Brokour is a name that was formed by the Anglo-Saxon
society of old Britain. The name was thought to have been used for someone who once worked as a broker, an agent for the sale and purchase of goods and services. Further research revealed that the name is derived from the Anglo-French word brocour,
which has the same meaning as the English word broker.
Early Origins of the Brokour family
The surname Brokour was first found in Middlesex, where they held a family seat
from the Middle Ages.
Early History of the Brokour family
This web page shows only a small excerpt of our Brokour research.Another 583 words (42 lines of text) covering the years 1276, 1327, 1377, 1349, 1369, 1426, 1500, 1798 and 1807 are included under the topic Early Brokour History in all our PDF Extended History products and printed products wherever possible.
Brokour Spelling Variations
Until the dictionary, an invention of only the last few hundred
years, the English language lacked any comprehensive system of spelling rules. Consequently, spelling variations
in names are frequently found in early Anglo-Saxon
and later Anglo-Norman documents. One person's name was often spelled several different ways over a lifetime. The recorded variations of Brokour include Broker, Brokar, Brokor, Brokour, Brocker, Brooker and many more.
Early Notables of the Brokour family (pre 1700)
More information is included under the topic Early Brokour Notables in all our PDF Extended History products
and printed products wherever possible.
Migration of the Brokour family to the New World and Oceana
Thousands of English families boarded ships sailing to the New World in the hope of escaping the unrest found in England

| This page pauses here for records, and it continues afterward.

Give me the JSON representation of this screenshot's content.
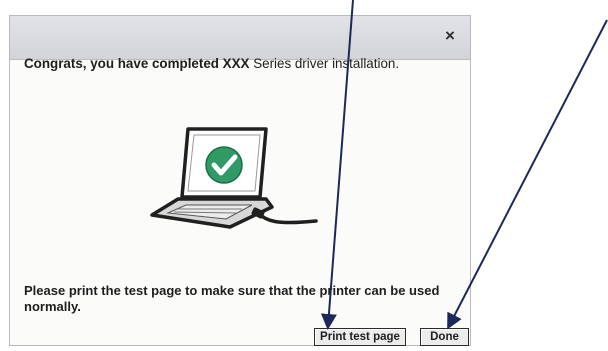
{
  "dialog": {
    "close_label": "×",
    "message_bold": "Congrats, you have completed XXX",
    "message_rest": " Series driver installation.",
    "instructions": "Please print the test page to make sure that the printer can be used normally.",
    "buttons": {
      "print_test_page": "Print test page",
      "done": "Done"
    }
  },
  "illustration": {
    "icon": "laptop-checkmark",
    "check_color": "#2f9a63"
  },
  "annotations": {
    "arrow_color": "#1b2a5a"
  }
}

at this time. Although the search for opportunity and freedom from persecution abroad took the lives of many because of the cramped conditions and unsanitary nature of the vessels, the opportunity perceived in the growing colonies of North America beckoned. Many of the settlers who survived the journey went on to make important contributions to the transplanted cultures of their adopted countries. The Brokour were among these contributors, for they have been located in early North American records: John Broker who arrived in Philadelphia in 1821.